Chief Financial Commentator, CTV


A pullback in spending may not bode well for the retail sector this holiday season.

According to new findings from Equifax Canada, 55 per cent of Canadians say they will spend less this year on holiday gifts. The report comes a week after an MNP LTD survey revealed 48 per cent of Canadians had less than $200 at the end of the month after living expenses and debt obligations, suggesting the anxiety is building around the amount of debt households already have. Taking on more debt at a time when there are so many economic uncertainties suggests it isn’t worth the unease and sleepless nights.

The good news, according to the report, is that 58 per cent plan on completing a budget with 54 per cent of those under 55 willing to limit their spending because they are simply carrying too much debt. Meanwhile, 46 per cent have a lot of anxiety about their current debt level situation.

Ironically, this is a great step forward.
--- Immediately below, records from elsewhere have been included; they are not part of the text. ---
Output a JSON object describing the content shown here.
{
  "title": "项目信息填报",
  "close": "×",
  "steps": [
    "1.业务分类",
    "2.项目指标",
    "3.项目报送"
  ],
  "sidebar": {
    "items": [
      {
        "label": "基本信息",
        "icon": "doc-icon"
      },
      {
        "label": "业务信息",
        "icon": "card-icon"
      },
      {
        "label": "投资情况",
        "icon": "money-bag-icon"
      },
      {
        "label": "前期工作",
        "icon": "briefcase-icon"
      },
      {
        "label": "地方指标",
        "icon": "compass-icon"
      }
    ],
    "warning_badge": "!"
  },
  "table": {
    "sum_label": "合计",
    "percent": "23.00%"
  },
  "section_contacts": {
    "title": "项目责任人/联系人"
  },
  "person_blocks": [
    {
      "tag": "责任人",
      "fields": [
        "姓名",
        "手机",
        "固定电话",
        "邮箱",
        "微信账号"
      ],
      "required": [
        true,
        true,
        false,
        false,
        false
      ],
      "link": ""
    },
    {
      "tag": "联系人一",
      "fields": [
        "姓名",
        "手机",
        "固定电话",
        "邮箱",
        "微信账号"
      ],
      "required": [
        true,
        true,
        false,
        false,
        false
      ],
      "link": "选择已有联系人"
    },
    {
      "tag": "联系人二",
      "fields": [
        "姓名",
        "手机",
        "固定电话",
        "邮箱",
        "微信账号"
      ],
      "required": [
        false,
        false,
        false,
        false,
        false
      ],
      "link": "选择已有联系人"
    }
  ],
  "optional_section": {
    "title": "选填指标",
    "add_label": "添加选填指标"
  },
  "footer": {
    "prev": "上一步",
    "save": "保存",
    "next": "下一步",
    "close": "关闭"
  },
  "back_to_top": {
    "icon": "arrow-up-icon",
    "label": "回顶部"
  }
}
We know the debt levels of Canadians continue to rise, income levels continue to be stubbornly low, and bankruptcies have been creeping higher. All recipes for financial ruin. Overspending for the holiday season can lead to additional stress and often leads to a holiday hangover. In other words, the holiday spending blues that are felt by many about the third week in January when the bills start to roll in.

According to Equifax, when asked how long it would take to catch up on their holiday spending, 36 per cent of respondents said it takes them a month or more to catch up.

Beyond concerns surrounding debt, the percentage of those who feel vulnerable to fraudsters has dropped to 45 per cent from 64 per cent three years ago because of steps consumers are taking to protect their personal data such as:

• Reviewing credit card statements for fraudulent activity
• Checking their credit report
• Limiting purchases online
• Avoiding public Wi-Fi
• Updating security passwords

I’m not trying to be Scrooge here, but I’m encouraged that many will take the necessary steps to enjoy the holiday season without the burden of additional financial stress.